The Zanzibari also take great pride in sharing stories of the island’s history and their way of life, that almost every engagement with a local feels like a lesson of sorts, where I was constantly left in awe of their simple way of life.
While Zanzibar is absolutely breath-taking, it’s not the place to go to for a wild night on the town or to let your hair down, the islanders take the idea of a “slow approach” to life seriously, I had some urging me to not try too many things in one go as I would not be able to fully experience or enjoy each activity, this speaks to eating and walking, or shopping while you are racing against time.
Beyond lazing about at the beach or attempting to snorkel, the island has the famous Stonetown tours, which draw a lot of tourists because of the late iconic Queen frontman Freddy Mercury, who was born in Zanzibar.
Before getting to Mercury’s home, our group touring the area started off at a spice market, lots of traders here not only battling to sell their spices but very keen to share the Zanzibari’s use of spices, for instance they told me as a woman the best purchase for me there would be nutmeg and men should buy ginger as they both serve as aphrodisiacs for the different sexes. I remember buying many different coffee blends and looking for their tasty rice grains, (they have the best rice I have ever tasted).
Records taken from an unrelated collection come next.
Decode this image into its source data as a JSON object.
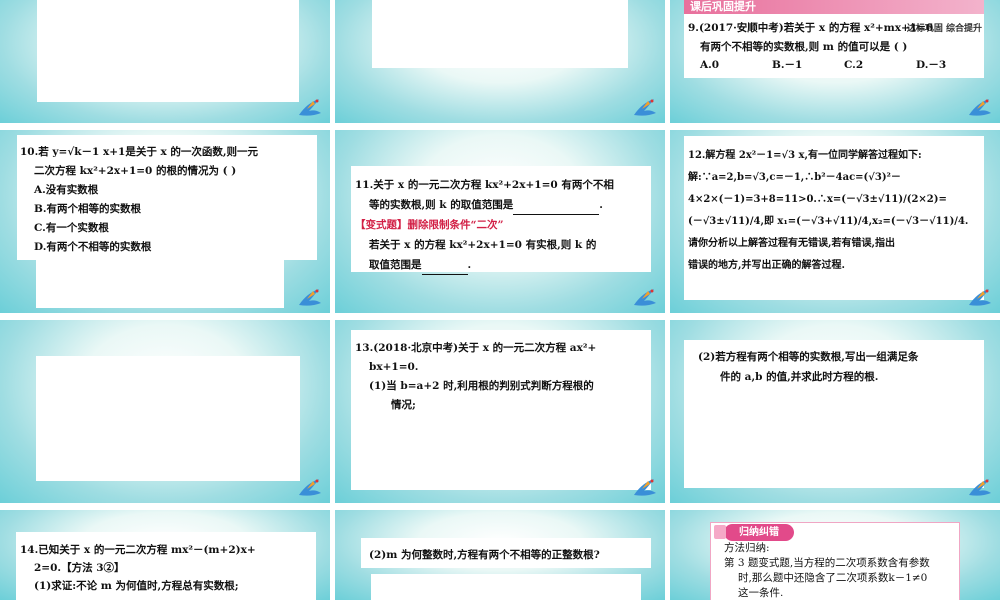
{
  "header": {
    "title": "课后巩固提升",
    "subtitle": "达标巩固 综合提升"
  },
  "q9": {
    "lines": [
      "9.(2017·安顺中考)若关于 x 的方程 x²+mx+1=0",
      "有两个不相等的实数根,则 m 的值可以是 (    )"
    ],
    "options": [
      "A.0",
      "B.－1",
      "C.2",
      "D.－3"
    ]
  },
  "q10": {
    "lines": [
      "10.若 y=√k－1 x+1是关于 x 的一次函数,则一元",
      "二次方程 kx²+2x+1=0 的根的情况为 (    )"
    ],
    "options": [
      "A.没有实数根",
      "B.有两个相等的实数根",
      "C.有一个实数根",
      "D.有两个不相等的实数根"
    ]
  },
  "q11": {
    "line1": "11.关于 x 的一元二次方程 kx²+2x+1=0 有两个不相",
    "line2": "等的实数根,则 k 的取值范围是",
    "variant_tag": "【变式题】删除限制条件“二次”",
    "line3": "若关于 x 的方程 kx²+2x+1=0 有实根,则 k 的",
    "line4": "取值范围是"
  },
  "q12": {
    "lines": [
      "12.解方程 2x²－1=√3 x,有一位同学解答过程如下:",
      "解:∵a=2,b=√3,c=－1,∴b²－4ac=(√3)²－",
      "4×2×(－1)=3+8=11>0.∴x=(－√3±√11)/(2×2)=",
      "(－√3±√11)/4,即 x₁=(－√3+√11)/4,x₂=(－√3－√11)/4.",
      "请你分析以上解答过程有无错误,若有错误,指出",
      "错误的地方,并写出正确的解答过程."
    ]
  },
  "q13": {
    "lines": [
      "13.(2018·北京中考)关于 x 的一元二次方程 ax²+",
      "bx+1=0.",
      "(1)当 b=a+2 时,利用根的判别式判断方程根的",
      "情况;"
    ]
  },
  "q13b": {
    "lines": [
      "(2)若方程有两个相等的实数根,写出一组满足条",
      "件的 a,b 的值,并求此时方程的根."
    ]
  },
  "q14": {
    "lines": [
      "14.已知关于 x 的一元二次方程 mx²－(m+2)x+",
      "2=0.【方法 3②】",
      "(1)求证:不论 m 为何值时,方程总有实数根;"
    ]
  },
  "q14b": {
    "lines": [
      "(2)m 为何整数时,方程有两个不相等的正整数根?"
    ]
  },
  "summary": {
    "badge": "归纳纠错",
    "lines": [
      "方法归纳:",
      "第 3 题变式题,当方程的二次项系数含有参数",
      "时,那么题中还隐含了二次项系数k－1≠0",
      "这一条件."
    ]
  }
}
The tour, which easily takes up to 2 hours or the whole day depending on how much time one spends at the different stops celebrates the strange function of this ancient town, which some have converted into living space.
There are also great stories behind the island’s beautiful hand carved doors, massive wooden doors with intricate artwork are part of the story of the island, with most of them dating to the slave era.
The old Anglican cathedral, for me was a difficult stop, it once served as a slave market and the island has taken care to retain and display as many details of that era as possible. It is also interesting that in Zanzibar has gone on to become a mix of Muslims and Christians, who carry no grudges or pain from their past and the role some in the Arab community previously played during the slave era, with some including the tourism and information minister saying the Zanzibari were more interesting in forging ahead and growing their nation from that perspective.
While I spotted people selling chicken in the market area of Stonetown, it is the fish market that is popular, where fresh fish straight from the ocean is processed and sold right there.
Fish is incredibly central to their way of life, one evening I had a seven-course meal and everything except the dessert had a sea food element.
Going back to an earlier comment I made on the Mercury house, which I was so excited about, only to find the whole experience of visiting his home underwhelming. This, the home of the great lead of rock and roll band Queen had not been honoured nearly enough; it’s merely a door and a few pictures of him along some of the windows. I wondered what I expected since I felt so let down, only to realise part of the reason was, based on what the minister had to say a night before I went to explore Stonetown.
Khombo almost took the silent diplomacy route, South Africa’s Thabo Mbeki, then president applied to Zimbabwe when its former President Robert Mugabe was clamping down on his people’s freedom and their economy had completely collapsed.
Even mentioning Mercury’s name felt like a difficult mission for the minister, I can only assume the silence and quiet approach is linked to what Mercury has represented as a proudly gay man and how he died.
Leaving Zanzibar, I quickly realised I miss the think humid air, I miss the incredibly friendly people of the island and its most important lesson, “Pole Sana” slowly slowly… as I fight to keep the Zanzibari spirit within me as I dive back into manic Gauteng in South Africa.
*Disclaimer: News24 Senior Reporter Tshidi Madia was hosted by Mango and Africa Stay for the duration of her visit to Zanzibar